Today is day #732 in this particular journey. It’s a good one, too. June 1st. My sober birthday!
It’s been two years since I’ve had a drink. I can now measure my sobriety in years! Plural!
I don’t think I gave myself any real chance at 90 days. I didn’t think I could live without alcohol for any real amount of time. I looked at people in the Program of Alcoholics Anonymous as a bunch of weirdos sitting in the rooms reminiscing about the good times. I understood that they were there and it helped them, but I didn’t see the appeal. I certainly didn’t see or even guess what kind of impact those rooms would have on my life. I couldn’t have dreamed how much good the program would do for me. How much compassion, love, acceptance understanding and help I’d get from these people who are just like me.
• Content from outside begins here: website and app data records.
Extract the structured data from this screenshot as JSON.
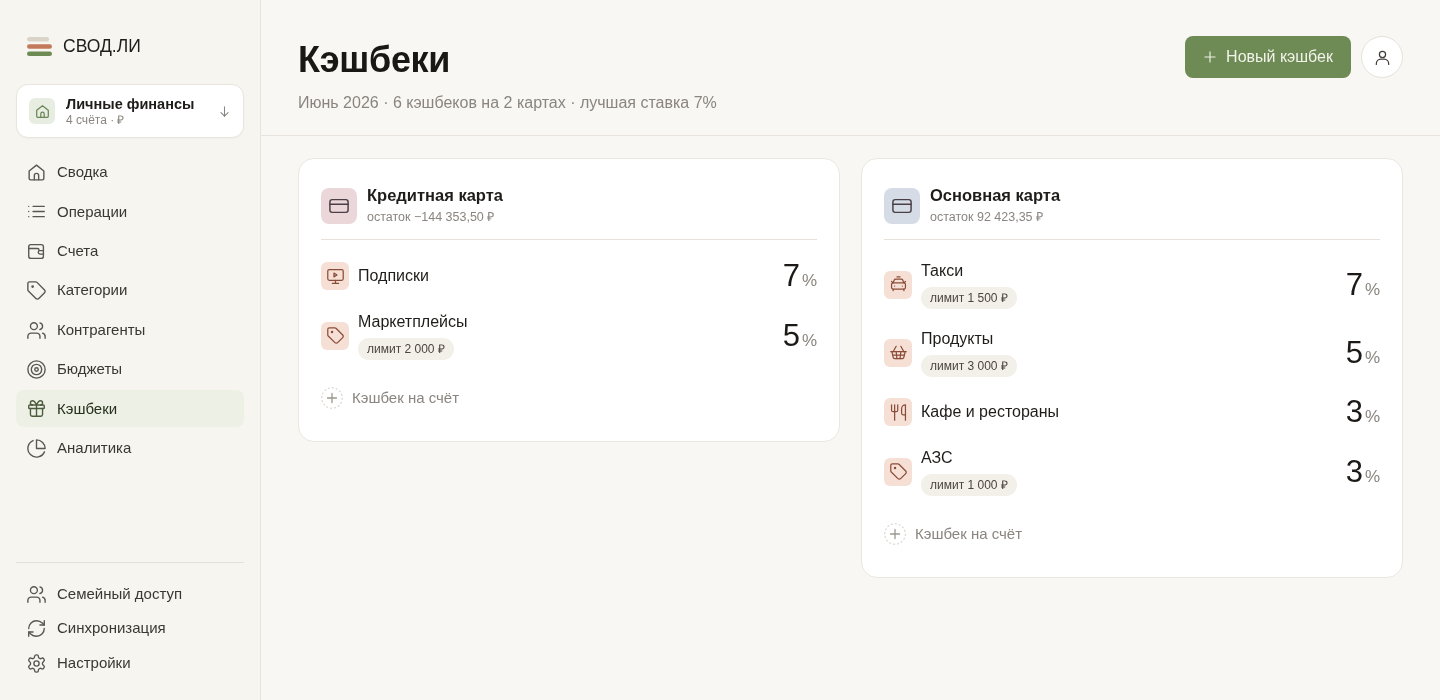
{
  "sidebar": {
    "logo": {
      "text": "СВОД.ЛИ"
    },
    "workspace": {
      "name": "Личные финансы",
      "subtitle": "4 счёта · ₽"
    },
    "nav": [
      {
        "label": "Сводка",
        "kind": "summary",
        "selected": false
      },
      {
        "label": "Операции",
        "kind": "operations",
        "selected": false
      },
      {
        "label": "Счета",
        "kind": "accounts",
        "selected": false
      },
      {
        "label": "Категории",
        "kind": "categories",
        "selected": false
      },
      {
        "label": "Контрагенты",
        "kind": "contacts",
        "selected": false
      },
      {
        "label": "Бюджеты",
        "kind": "budgets",
        "selected": false
      },
      {
        "label": "Кэшбеки",
        "kind": "cashback",
        "selected": true
      },
      {
        "label": "Аналитика",
        "kind": "analytics",
        "selected": false
      }
    ],
    "footer_nav": [
      {
        "label": "Семейный доступ",
        "kind": "family",
        "selected": false
      },
      {
        "label": "Синхронизация",
        "kind": "sync",
        "selected": false
      },
      {
        "label": "Настройки",
        "kind": "settings",
        "selected": false
      }
    ]
  },
  "header": {
    "title": "Кэшбеки",
    "subtitle": "Июнь 2026 · 6 кэшбеков на 2 картах · лучшая ставка 7%",
    "new_button": {
      "label": "Новый кэшбек"
    }
  },
  "cards": [
    {
      "title": "Кредитная карта",
      "balance": "остаток −144 353,50 ₽",
      "color": "#ebd7d9",
      "cashbacks": [
        {
          "name": "Подписки",
          "kind": "subscriptions",
          "rate": "7",
          "unit": "%"
        },
        {
          "name": "Маркетплейсы",
          "kind": "marketplaces",
          "limit": "лимит 2 000 ₽",
          "rate": "5",
          "unit": "%"
        }
      ],
      "add_label": "Кэшбек на счёт"
    },
    {
      "title": "Основная карта",
      "balance": "остаток 92 423,35 ₽",
      "color": "#d5dce6",
      "cashbacks": [
        {
          "name": "Такси",
          "kind": "taxi",
          "limit": "лимит 1 500 ₽",
          "rate": "7",
          "unit": "%"
        },
        {
          "name": "Продукты",
          "kind": "groceries",
          "limit": "лимит 3 000 ₽",
          "rate": "5",
          "unit": "%"
        },
        {
          "name": "Кафе и рестораны",
          "kind": "cafe",
          "rate": "3",
          "unit": "%"
        },
        {
          "name": "АЗС",
          "kind": "fuel",
          "limit": "лимит 1 000 ₽",
          "rate": "3",
          "unit": "%"
        }
      ],
      "add_label": "Кэшбек на счёт"
    }
  ]
}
Well, I think I’ve mentioned the amount of things that have changed in my life in previous blog entries. I won’t make a list or even highlight reel. But I could. But the thing that has changed the most is who I am. The very essence of who I am. The exterior hasn’t changed a hell of a lot in two years (though I’ve found a few gray hairs!). But the inside is a very different place.
The best thing I could compare it to would be a dilapidated home with a strong foundation. See, the house itself was perfectly intact. It wasn’t crumbling and wouldn’t for a long time, probably. But it wasn’t a pretty house. It was a shit hole that wasn’t comfortable for anyone or anything. It wasn’t fun to be around and it wasn’t a viable option to live in. But now? It’s been spruced up. It’s been gutted and rebuilt. It’s a great place to be. Comfortable and in good shape. It’s under new management, so to speak.
The program has done things for me that I never thought I would be capable of doing for myself. Ever. Sober or not. It has, sorry to use poor grammar, ‘grown me up’. It’s put me in a place where I growing up isn’t something that I have to do, but is something that is the result of learning how to manage life on life’s terms. It’s about learning that being selfish isn’t going to be the right choice 99% of the time. It’s about understanding that I am flawed, not in the spiritual sense, but in the sense that some of my base instincts are harmful. But that I am capable to seeing this, staring it in the face and overcoming it. It’s about things like learning to live my life without something to use as a crutch!
As much as I’m aided from all sides by an army of people in my life, I am able to do it ‘on my own’ in a sense. I’m not relying on a substance to numb myself. I’m not smoking a joint, I’m not drinking a beer and I’m not doing anything else to make things ‘easier’. And it’s going SO well!
I have so many people to thank. I genuinely couldn’t have gotten sober on my own. Don’t think for a second that I’m not thankful every single day for my sobriety and that includes being thankful for all the words of support, love and wisdom. Every single person who has given me words of support is owed unending gratitude. Friends, my partner Elli, family, people from my past, acquaintances, people I’ve just met, people I’ve always known, everyone: Thank you. I love you. You’ve given me my life back. I can never repay what you’ve done.
My name is David and I can not drink today (and I’m pretty happy about that!). That’s about as far as I’m willing to go.
Thanks for reading. I wish you another 24.
A friend of Bill